EV Motoring: 2022 Ford F-150 Lightning - Review by Larry Nutson +VIDEO
2022 Ford F-150 Lightning Review
By Larry Nutson
Executive Editor and Bureau Chief
The Auto Channel
A common question asked by many folk when I mention I’ve driven a new battery-powered electric vehicle is: How does it drive?
My response is, consistently, that it drives very well like every new vehicle coming onto the market today. It can accurately be said: Today, there are no bad cars—or trucks!
The new electric Ford F-150 Lightning full size pickup can do what every Ford F-150 full size pickup can do, and then some. The Lightning is very capable; it’s an F-150 without a tailpipe. To be called an F-150, the Lightning must be able to do what a full-size pickup must do.
The F-150 Lightning has 4-doors. It seats five. It can carry up to 2,000 lbs. It can tow up to 10,000 lbs. It has four-wheel drive.
The cargo bed is 67.1 inches long with 52.8 cu.ft. of space. Since there is no internal combustion engine (ICE) under the hood, the Lightning has a front trunk with 14.1 cu.ft. of volume. Yes, it holds two sets of golf clubs. But for those of you with a young family, it holds all those baby/toddler things, such as a stroller, pack ?n play, foldable high chair, a cooler full of snacks and so on.
With the standard-range battery it develops 426-horsepower and has an EPA-estimated driving range of 230 miles on a 100% fully charged battery. When equipped with the extended-range battery it develops 563-horespower and has an EPA-estimated driving range of 300 miles.
Because electric motors develop a lot of torque at low motor RPM, BEVs can accelerate quickly. Perhaps too quickly for the average driver. In any case, the Lightning can get to 60 mph from stop in a bit over 4 seconds. That’s race-car quick.
The Lightning is offered in Pro, XLT, Lariat and Platinum trims. Prices start around $40,000 and can go up into the $90,000 range. Lightning does qualify for the $7,500 Federal tax credit for EVs.
On the invite of Ford, I drove the new F-150 for about 30 minutes around the streets of Chicago. Since there is no ICE under the hood it is quiet. I love this about BEVs. Both less noise in the cabin and less noise in the neighborhoods. Huzzah!
Ten years ago the big concern with BEVs was driving range. The first BEV I ever drove had a driving range of 60 miles! Today were up to 300 miles and more.
Charging, or recharging, has become the bigger concern. The Lightning can be recharged from 15% to 100% battery charge using Ford’s Level 2 240-volt 80-amp charger in 8 to 10 hours. That’s overnight while parked at your workplace or home garage. For on-the-road charging, using a Level 3 150kW DC-fast charger (DCFC) you’ll need between 41 and 44 minutes to take the battery from 15% to 80% charge.
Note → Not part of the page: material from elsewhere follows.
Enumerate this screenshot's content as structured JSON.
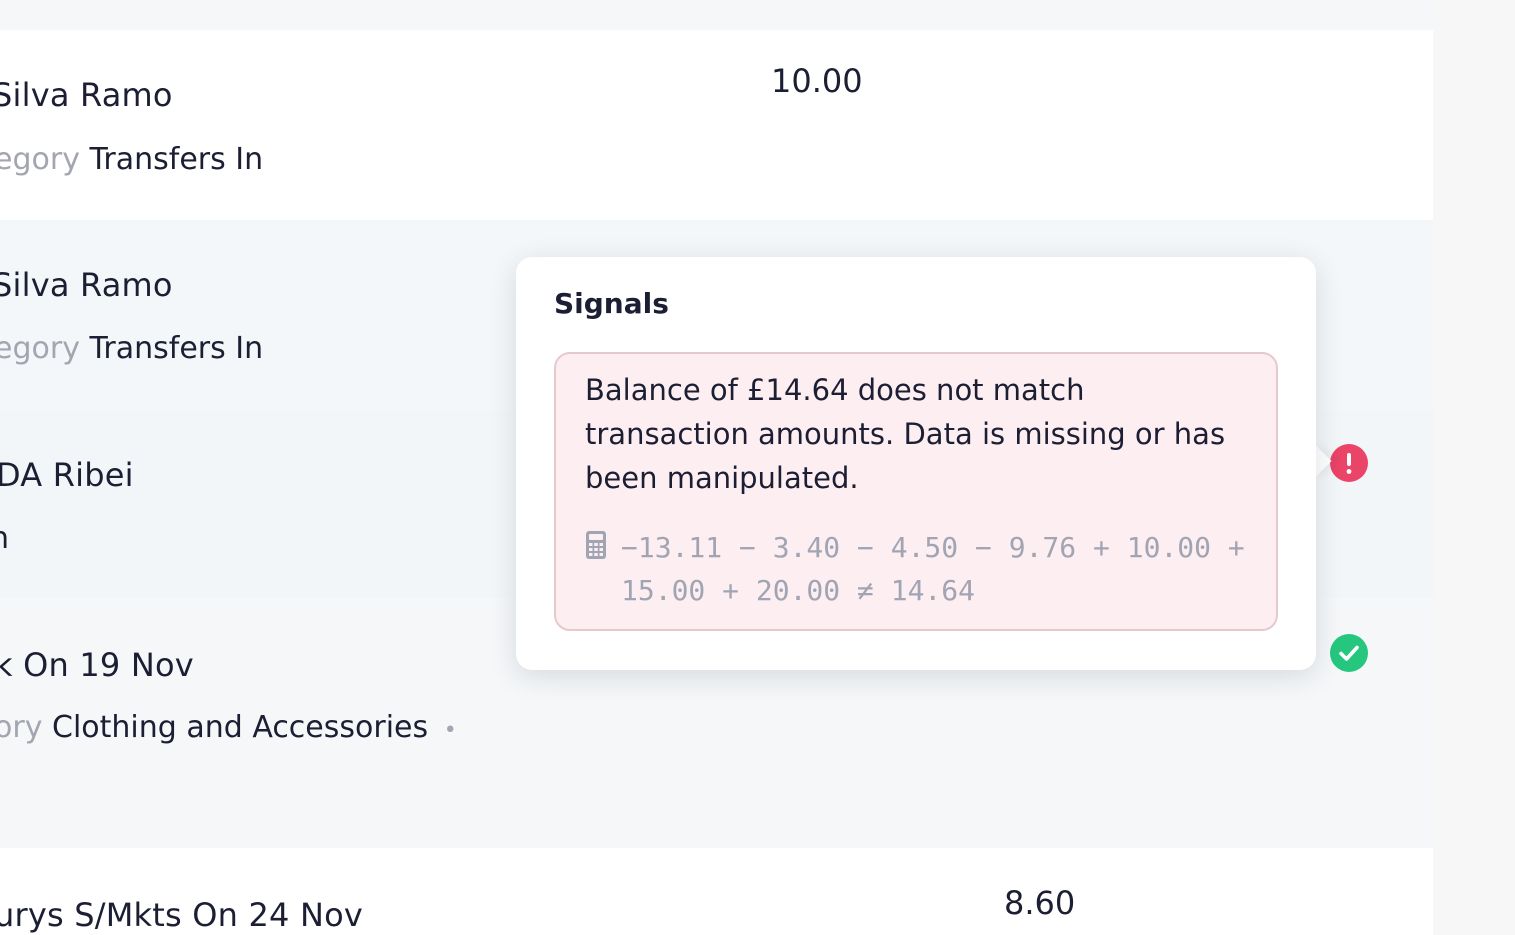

The ability for everyone who wants to drive a BEV to charge the battery is an issue for many. U.S. Bureau of the Census American Housing Survey says 63% of all occupied housing units have a garage or carport. Garages and carports often have access to electricity for parked vehicles to allow for the installation of a Level 2 charger. But that leaves 37% of American households with no garage or carport. Industry leaders have to leap a massive hurdle to penetrate the white space of vehicle owners who don’t park in their garages and struggle to find viable charging options.
The situation is especially acute for dense communities where BEV owners may live in apartment or condominium complexes--a multi-unit dwelling or MUD, and are not able to install home chargers in a garage. Extension cords running from apartment building windows to street parking (over sidewalks) in urban areas isn't sustainable. European cities such as Rome and Paris have many public, curb-side chargers near street corners. America needs this. The U.S. Department of Energy is working with engineering consultants to develop viable options for MUD charging.
All in all, the F-150 Lightning is quite nice. The cabin is very comfortable and quiet. The center mounted tablet-like touch screen does everything except make coffee. Although, you can get guidance to a local barista. If the cabin is too quiet for you, you can activate the simulated sound of an engine. Ford was smart to provide an on/off for this feature. I prefer it off.
Lastly, I find it curious that every BEV is being compared to every BEV. If you need a pickup then buy a pickup. If not, using Ford as an example, get a Mustang Mach-e if that meets your wants and needs.
© 2022 Larry Nutson, the Chicago Car Guy